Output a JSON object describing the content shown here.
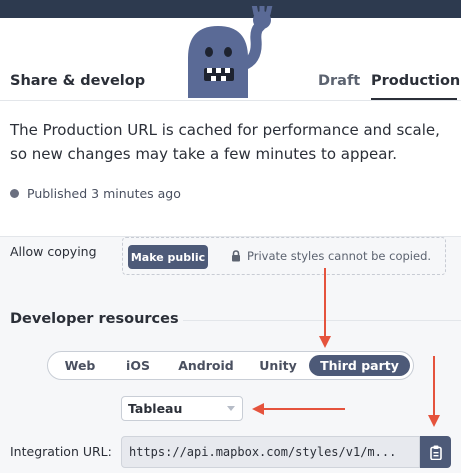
{
  "header": {
    "title": "Share & develop",
    "tabs": [
      {
        "label": "Draft",
        "active": false
      },
      {
        "label": "Production",
        "active": true
      }
    ]
  },
  "description": "The Production URL is cached for performance and scale, so new changes may take a few minutes to appear.",
  "status": {
    "published": "Published 3 minutes ago"
  },
  "allow_copying": {
    "label": "Allow copying",
    "button_label": "Make public",
    "note": "Private styles cannot be copied."
  },
  "developer_resources": {
    "title": "Developer resources",
    "platforms": [
      {
        "label": "Web",
        "active": false
      },
      {
        "label": "iOS",
        "active": false
      },
      {
        "label": "Android",
        "active": false
      },
      {
        "label": "Unity",
        "active": false
      },
      {
        "label": "Third party",
        "active": true
      }
    ],
    "select": {
      "value": "Tableau"
    },
    "integration_url": {
      "label": "Integration URL:",
      "value": "https://api.mapbox.com/styles/v1/m..."
    }
  },
  "icons": {
    "mascot": "mascot-illustration",
    "published": "status-dot-icon",
    "lock": "lock-icon",
    "dropdown": "chevron-down-icon",
    "copy": "clipboard-icon"
  },
  "colors": {
    "topbar": "#2d3a4f",
    "accent": "#4d5a78",
    "mascot": "#5a6a96",
    "annotation_arrow": "#e5533d"
  }
}
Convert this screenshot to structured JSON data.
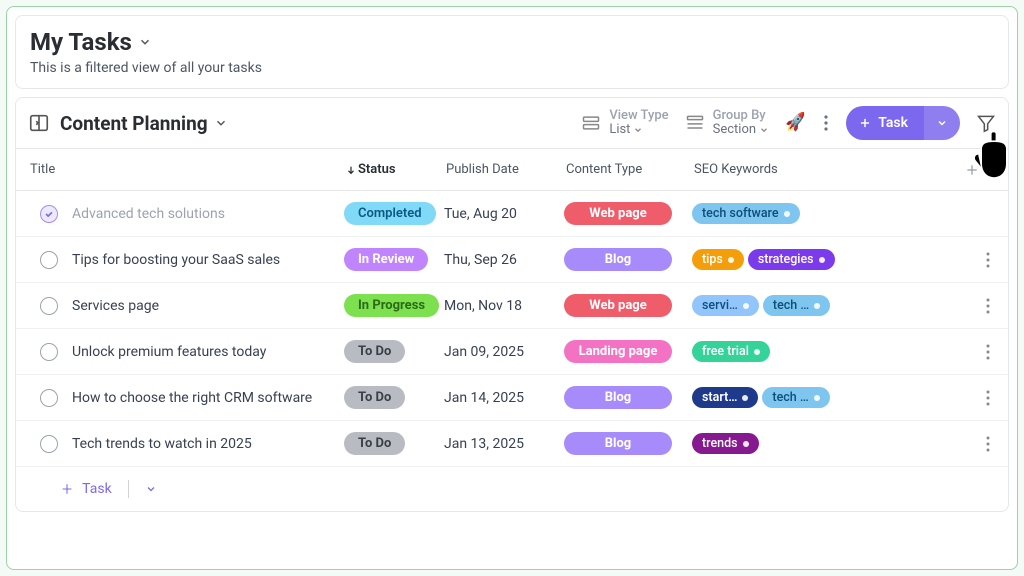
{
  "header": {
    "title": "My Tasks",
    "subtitle": "This is a filtered view of all your tasks"
  },
  "board": {
    "title": "Content Planning"
  },
  "toolbar": {
    "viewtype_label": "View Type",
    "viewtype_value": "List",
    "groupby_label": "Group By",
    "groupby_value": "Section",
    "task_btn": "Task"
  },
  "columns": {
    "title": "Title",
    "status": "Status",
    "publish": "Publish Date",
    "type": "Content Type",
    "seo": "SEO Keywords"
  },
  "rows": [
    {
      "done": true,
      "title": "Advanced tech solutions",
      "status": "Completed",
      "status_class": "p-completed",
      "date": "Tue, Aug 20",
      "type": "Web page",
      "type_class": "p-webpage",
      "tags": [
        {
          "text": "tech software",
          "cls": "t-skyblue"
        }
      ]
    },
    {
      "done": false,
      "title": "Tips for boosting your SaaS sales",
      "status": "In Review",
      "status_class": "p-inreview",
      "date": "Thu, Sep 26",
      "type": "Blog",
      "type_class": "p-blog",
      "tags": [
        {
          "text": "tips",
          "cls": "t-orange"
        },
        {
          "text": "strategies",
          "cls": "t-purple"
        }
      ]
    },
    {
      "done": false,
      "title": "Services page",
      "status": "In Progress",
      "status_class": "p-inprogress",
      "date": "Mon, Nov 18",
      "type": "Web page",
      "type_class": "p-webpage",
      "tags": [
        {
          "text": "servi…",
          "cls": "t-skyblue2"
        },
        {
          "text": "tech …",
          "cls": "t-skyblue"
        }
      ]
    },
    {
      "done": false,
      "title": "Unlock premium features today",
      "status": "To Do",
      "status_class": "p-todo",
      "date": "Jan 09, 2025",
      "type": "Landing page",
      "type_class": "p-landing",
      "tags": [
        {
          "text": "free trial",
          "cls": "t-green"
        }
      ]
    },
    {
      "done": false,
      "title": "How to choose the right CRM software",
      "status": "To Do",
      "status_class": "p-todo",
      "date": "Jan 14, 2025",
      "type": "Blog",
      "type_class": "p-blog",
      "tags": [
        {
          "text": "start…",
          "cls": "t-navy"
        },
        {
          "text": "tech …",
          "cls": "t-skyblue"
        }
      ]
    },
    {
      "done": false,
      "title": "Tech trends to watch in 2025",
      "status": "To Do",
      "status_class": "p-todo",
      "date": "Jan 13, 2025",
      "type": "Blog",
      "type_class": "p-blog",
      "tags": [
        {
          "text": "trends",
          "cls": "t-darkpurple"
        }
      ]
    }
  ],
  "addrow": {
    "label": "Task"
  }
}
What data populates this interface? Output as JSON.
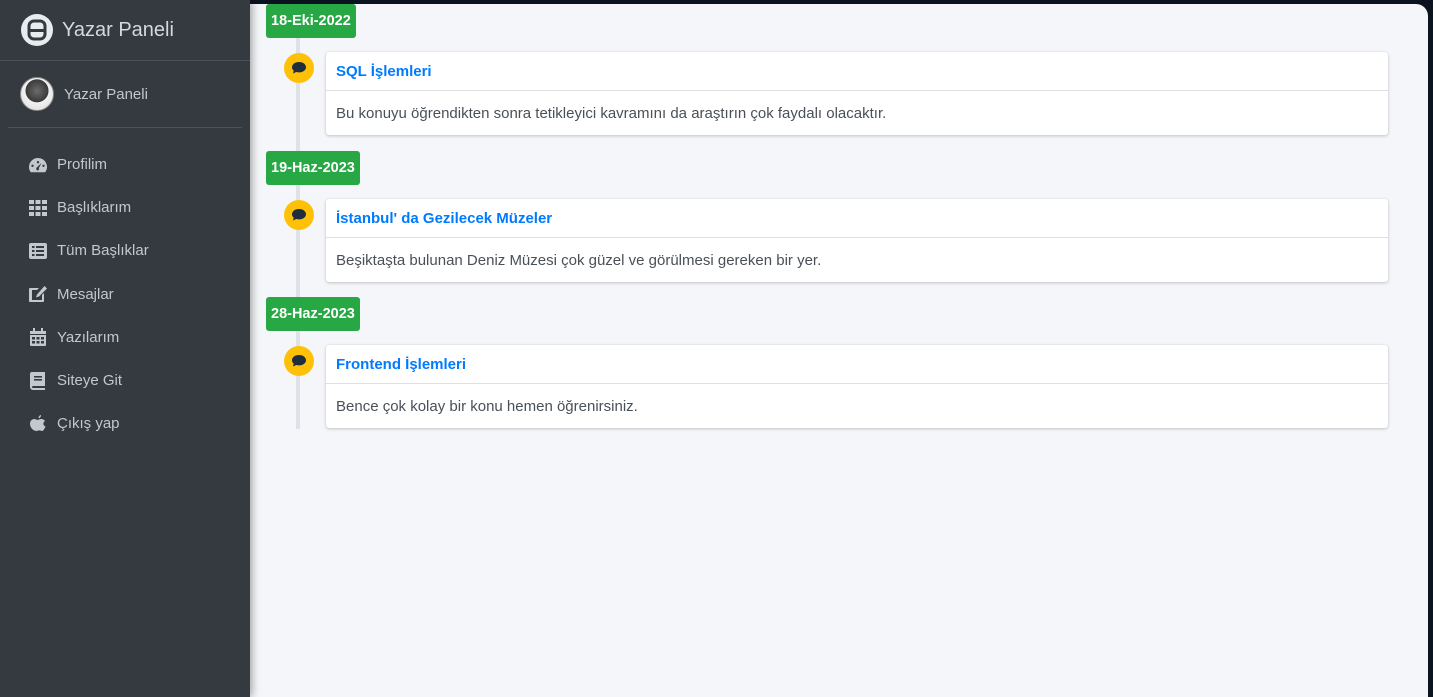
{
  "brand": {
    "title": "Yazar Paneli",
    "icon": "letter-a-logo-icon"
  },
  "user": {
    "name": "Yazar Paneli",
    "avatar": "user-avatar"
  },
  "nav": {
    "items": [
      {
        "label": "Profilim",
        "icon": "tachometer-icon"
      },
      {
        "label": "Başlıklarım",
        "icon": "grid-icon"
      },
      {
        "label": "Tüm Başlıklar",
        "icon": "list-alt-icon"
      },
      {
        "label": "Mesajlar",
        "icon": "edit-icon"
      },
      {
        "label": "Yazılarım",
        "icon": "calendar-icon"
      },
      {
        "label": "Siteye Git",
        "icon": "book-icon"
      },
      {
        "label": "Çıkış yap",
        "icon": "apple-icon"
      }
    ]
  },
  "timeline": [
    {
      "date": "18-Eki-2022",
      "title": "SQL İşlemleri",
      "body": "Bu konuyu öğrendikten sonra tetikleyici kavramını da araştırın çok faydalı olacaktır.",
      "icon": "comment-icon"
    },
    {
      "date": "19-Haz-2023",
      "title": "İstanbul' da Gezilecek Müzeler",
      "body": "Beşiktaşta bulunan Deniz Müzesi çok güzel ve görülmesi gereken bir yer.",
      "icon": "comment-icon"
    },
    {
      "date": "28-Haz-2023",
      "title": "Frontend İşlemleri",
      "body": "Bence çok kolay bir konu hemen öğrenirsiniz.",
      "icon": "comment-icon"
    }
  ],
  "colors": {
    "sidebar_bg": "#343a40",
    "date_badge": "#28a745",
    "timeline_icon": "#ffc107",
    "link": "#007bff",
    "content_bg": "#f4f6f9"
  }
}
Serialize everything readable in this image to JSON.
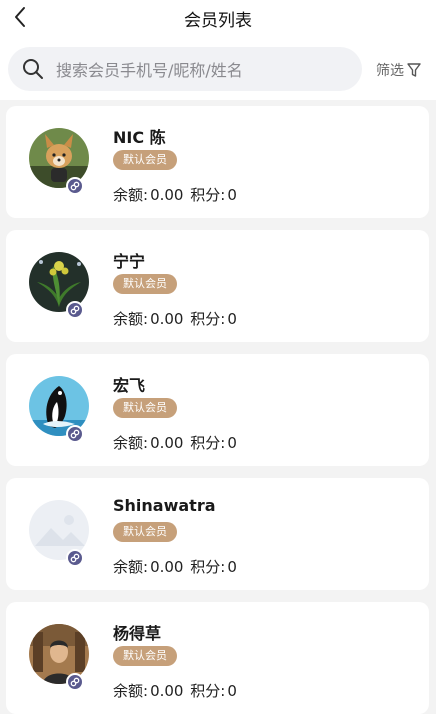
{
  "nav": {
    "title": "会员列表",
    "back_icon": "chevron-left-icon"
  },
  "search": {
    "placeholder": "搜索会员手机号/昵称/姓名",
    "icon": "search-icon"
  },
  "filter": {
    "label": "筛选",
    "icon": "filter-funnel-icon"
  },
  "colors": {
    "badge_bg": "#c6a07a",
    "mini_badge_bg": "#5a5a8e",
    "page_bg": "#f3f3f3"
  },
  "members": [
    {
      "name": "NIC 陈",
      "level": "默认会员",
      "balance_label": "余额:",
      "balance": "0.00",
      "points_label": "积分:",
      "points": "0",
      "avatar": "dog-avatar"
    },
    {
      "name": "宁宁",
      "level": "默认会员",
      "balance_label": "余额:",
      "balance": "0.00",
      "points_label": "积分:",
      "points": "0",
      "avatar": "plant-avatar"
    },
    {
      "name": "宏飞",
      "level": "默认会员",
      "balance_label": "余额:",
      "balance": "0.00",
      "points_label": "积分:",
      "points": "0",
      "avatar": "orca-avatar"
    },
    {
      "name": "Shinawatra",
      "level": "默认会员",
      "balance_label": "余额:",
      "balance": "0.00",
      "points_label": "积分:",
      "points": "0",
      "avatar": "placeholder-avatar"
    },
    {
      "name": "杨得草",
      "level": "默认会员",
      "balance_label": "余额:",
      "balance": "0.00",
      "points_label": "积分:",
      "points": "0",
      "avatar": "man-avatar"
    }
  ]
}
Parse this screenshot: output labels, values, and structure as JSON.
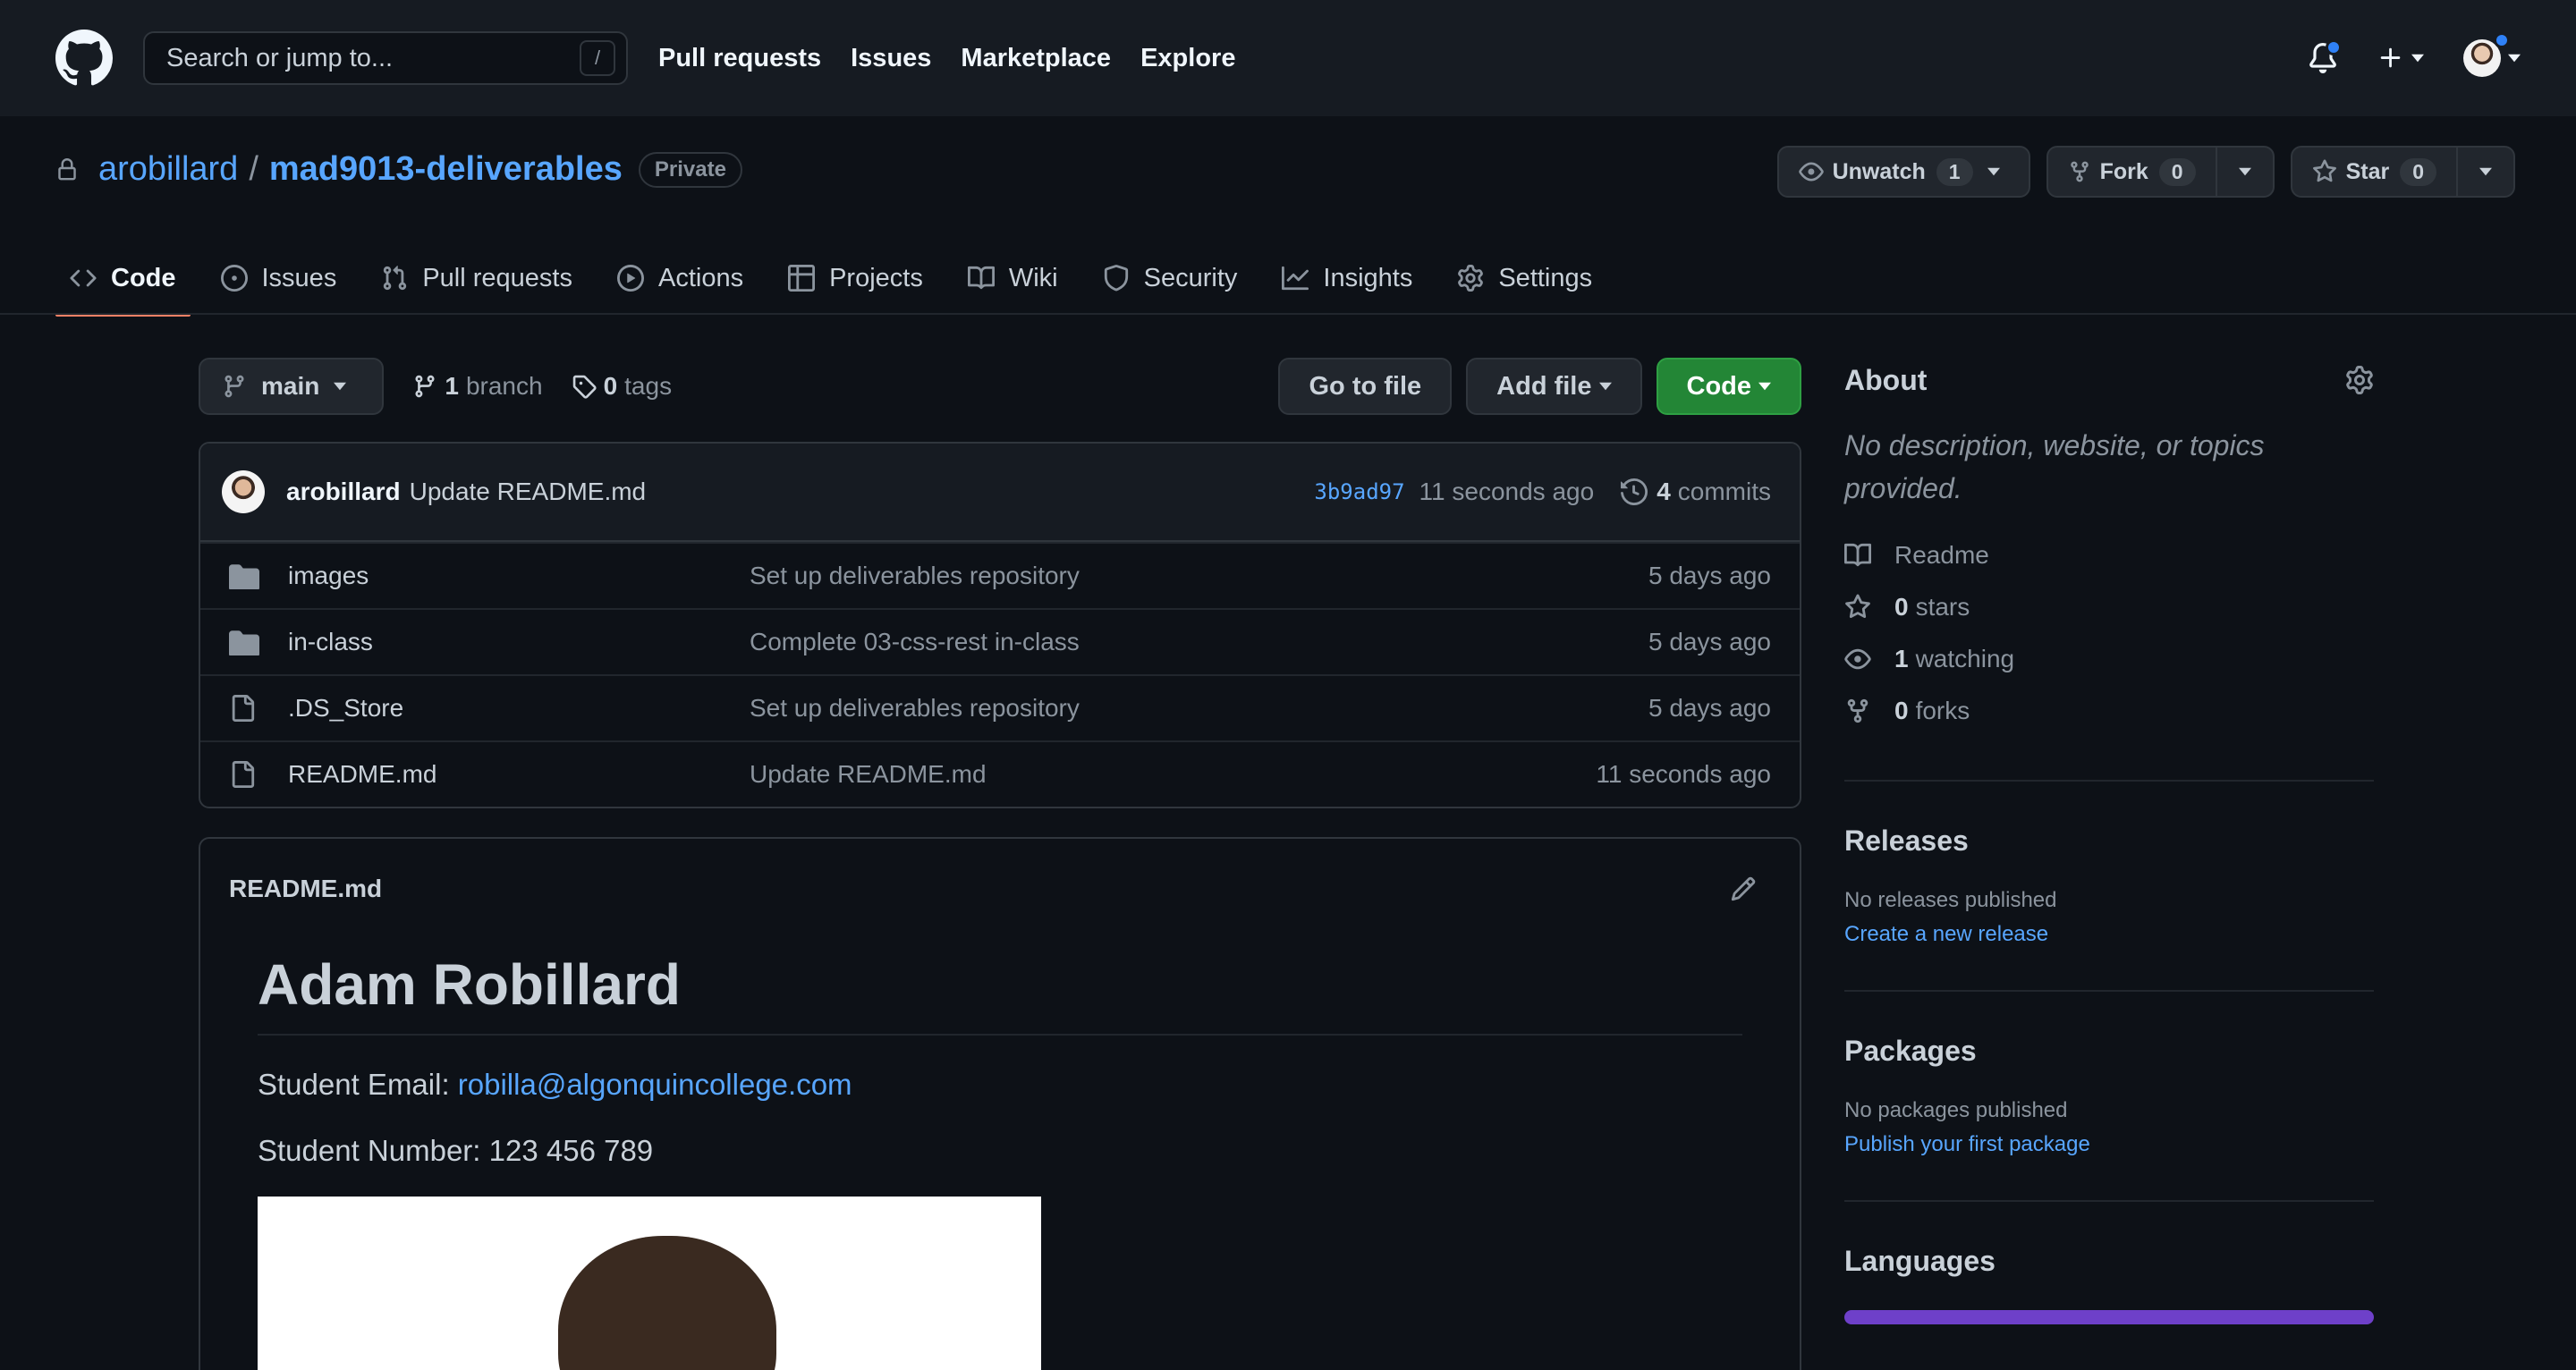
{
  "header": {
    "search_placeholder": "Search or jump to...",
    "search_key": "/",
    "nav": [
      "Pull requests",
      "Issues",
      "Marketplace",
      "Explore"
    ]
  },
  "repo": {
    "owner": "arobillard",
    "separator": "/",
    "name": "mad9013-deliverables",
    "visibility": "Private",
    "watch": {
      "label": "Unwatch",
      "count": "1"
    },
    "fork": {
      "label": "Fork",
      "count": "0"
    },
    "star": {
      "label": "Star",
      "count": "0"
    }
  },
  "tabs": [
    {
      "label": "Code",
      "icon": "code-icon",
      "active": true
    },
    {
      "label": "Issues",
      "icon": "issue-opened-icon"
    },
    {
      "label": "Pull requests",
      "icon": "git-pull-request-icon"
    },
    {
      "label": "Actions",
      "icon": "play-icon"
    },
    {
      "label": "Projects",
      "icon": "table-icon"
    },
    {
      "label": "Wiki",
      "icon": "book-icon"
    },
    {
      "label": "Security",
      "icon": "shield-icon"
    },
    {
      "label": "Insights",
      "icon": "graph-icon"
    },
    {
      "label": "Settings",
      "icon": "gear-icon"
    }
  ],
  "filenav": {
    "branch": "main",
    "branches_count": "1",
    "branches_label": "branch",
    "tags_count": "0",
    "tags_label": "tags",
    "go_to_file": "Go to file",
    "add_file": "Add file",
    "code": "Code"
  },
  "latest_commit": {
    "author": "arobillard",
    "message": "Update README.md",
    "sha": "3b9ad97",
    "age": "11 seconds ago",
    "commits_count": "4",
    "commits_label": "commits"
  },
  "files": [
    {
      "type": "dir",
      "name": "images",
      "message": "Set up deliverables repository",
      "age": "5 days ago"
    },
    {
      "type": "dir",
      "name": "in-class",
      "message": "Complete 03-css-rest in-class",
      "age": "5 days ago"
    },
    {
      "type": "file",
      "name": ".DS_Store",
      "message": "Set up deliverables repository",
      "age": "5 days ago"
    },
    {
      "type": "file",
      "name": "README.md",
      "message": "Update README.md",
      "age": "11 seconds ago"
    }
  ],
  "readme": {
    "title": "README.md",
    "heading": "Adam Robillard",
    "email_label": "Student Email: ",
    "email": "robilla@algonquincollege.com",
    "student_number": "Student Number: 123 456 789"
  },
  "sidebar": {
    "about_title": "About",
    "about_desc": "No description, website, or topics provided.",
    "readme": "Readme",
    "stars_count": "0",
    "stars_label": "stars",
    "watching_count": "1",
    "watching_label": "watching",
    "forks_count": "0",
    "forks_label": "forks",
    "releases_title": "Releases",
    "releases_none": "No releases published",
    "releases_link": "Create a new release",
    "packages_title": "Packages",
    "packages_none": "No packages published",
    "packages_link": "Publish your first package",
    "languages_title": "Languages",
    "language_color": "#6e40c9"
  },
  "colors": {
    "bg": "#0d1117",
    "header": "#161b22",
    "accent": "#58a6ff",
    "green": "#238636",
    "tab_underline": "#f78166"
  }
}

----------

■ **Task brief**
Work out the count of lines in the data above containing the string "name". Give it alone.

■ **Result of this exercise**
11